In terms of genre, I like how Jason Mittel puts it:
“My concept of genre is as a cultural category bearing assumptions and associations – and probably no television genre is as laden with assumptions as the soap opera!”
Sure, soap opera is a fairly solid genre with all of its respective assumptions, but this notion of complex television shows… is this a genre in itself? Given what Mittel describes as the function of soap operas – “immersive, slow-paced, dialogue-driven melodramatic storytelling that rewards long-term accrual of character knowledge” – it would appear that there is a parallel between soap operas and these long form complex narratives.
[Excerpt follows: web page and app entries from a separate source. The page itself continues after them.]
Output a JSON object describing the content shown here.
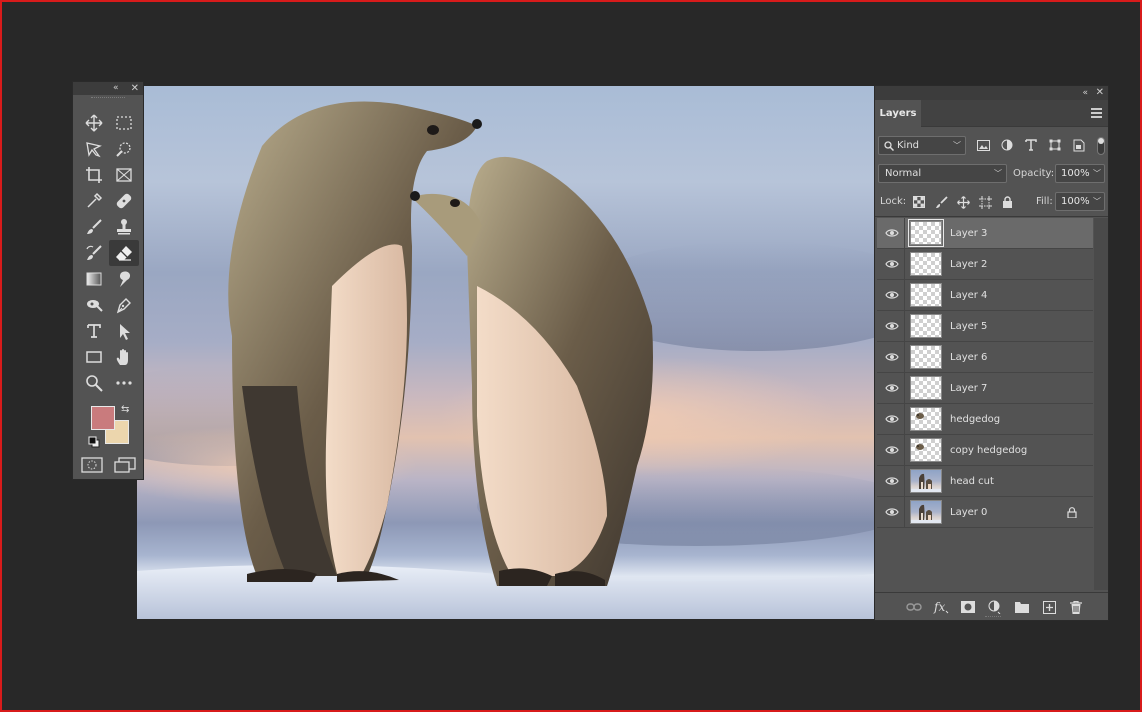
{
  "toolbox": {
    "tools": [
      {
        "name": "move-tool-icon",
        "active": false
      },
      {
        "name": "marquee-tool-icon",
        "active": false
      },
      {
        "name": "lasso-tool-icon",
        "active": false
      },
      {
        "name": "quick-selection-tool-icon",
        "active": false
      },
      {
        "name": "crop-tool-icon",
        "active": false
      },
      {
        "name": "frame-tool-icon",
        "active": false
      },
      {
        "name": "eyedropper-tool-icon",
        "active": false
      },
      {
        "name": "healing-brush-tool-icon",
        "active": false
      },
      {
        "name": "brush-tool-icon",
        "active": false
      },
      {
        "name": "clone-stamp-tool-icon",
        "active": false
      },
      {
        "name": "history-brush-tool-icon",
        "active": false
      },
      {
        "name": "eraser-tool-icon",
        "active": true
      },
      {
        "name": "gradient-tool-icon",
        "active": false
      },
      {
        "name": "smudge-tool-icon",
        "active": false
      },
      {
        "name": "dodge-tool-icon",
        "active": false
      },
      {
        "name": "pen-tool-icon",
        "active": false
      },
      {
        "name": "type-tool-icon",
        "active": false
      },
      {
        "name": "path-selection-tool-icon",
        "active": false
      },
      {
        "name": "rectangle-tool-icon",
        "active": false
      },
      {
        "name": "hand-tool-icon",
        "active": false
      },
      {
        "name": "zoom-tool-icon",
        "active": false
      },
      {
        "name": "more-tools-icon",
        "active": false
      }
    ],
    "foreground_color": "#c97b7d",
    "background_color": "#ecd6ad"
  },
  "layers_panel": {
    "tab_label": "Layers",
    "filter_kind": "Kind",
    "blend_mode": "Normal",
    "opacity_label": "Opacity:",
    "opacity_value": "100%",
    "lock_label": "Lock:",
    "fill_label": "Fill:",
    "fill_value": "100%",
    "layers": [
      {
        "name": "Layer 3",
        "selected": true,
        "thumb": "transparent",
        "locked": false
      },
      {
        "name": "Layer 2",
        "selected": false,
        "thumb": "transparent",
        "locked": false
      },
      {
        "name": "Layer 4",
        "selected": false,
        "thumb": "transparent",
        "locked": false
      },
      {
        "name": "Layer 5",
        "selected": false,
        "thumb": "transparent",
        "locked": false
      },
      {
        "name": "Layer 6",
        "selected": false,
        "thumb": "transparent",
        "locked": false
      },
      {
        "name": "Layer 7",
        "selected": false,
        "thumb": "transparent",
        "locked": false
      },
      {
        "name": "hedgedog",
        "selected": false,
        "thumb": "hedgehog",
        "locked": false
      },
      {
        "name": "copy hedgedog",
        "selected": false,
        "thumb": "hedgehog",
        "locked": false
      },
      {
        "name": "head cut",
        "selected": false,
        "thumb": "photo",
        "locked": false
      },
      {
        "name": "Layer 0",
        "selected": false,
        "thumb": "photo",
        "locked": true
      }
    ],
    "footer_icons": [
      "link-layers-icon",
      "fx-icon",
      "layer-mask-icon",
      "adjustment-layer-icon",
      "group-folder-icon",
      "new-layer-icon",
      "trash-icon"
    ]
  }
}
In Big Love, we rely a lot on what the dialogue provides us: it demonstrates the jealousy of the wives, the feelings of the children, the strong stance on polygamous marriage that Bill Henrickson has. It is also true of Big Love that viewers are rewarded with ‘long-term accrual of character knowledge’. Watching the final episode of the series after watching the pilot, I actually began to tear up when Bill was dying and looking up at all of his wives. I was able to see from the pilot episode that he had feelings for them all and loved them deeply, and it was truly rewarding to see how far they had come as a family. It would have been even more rewarding had I seen all the problems they had encountered between the first and last episodes as well, I am sure.
So, to answer my original question, Big Love is an HBO branded (and therefore a “quality”) television show. The brand literally does carry ‘baggage’ with it, and works to form the genre along with the show’s specifics. While it shares aspects of soap operas and melodramas, the way in which it blends episodic and serial structuring, as well as its position within the HBO brand leaves it categorised along with other shows of narrative complexity. I would also argue that this is also due to the time in which it was created, as long form complex narratives have been developed and studied at large during the early 21st century.
Michael Kackman, 2010, ‘Quality Television, Melodrama and Cultural Complexity’
Jason Mittel, 2009, ‘More thoughts on soap operas and television seriality’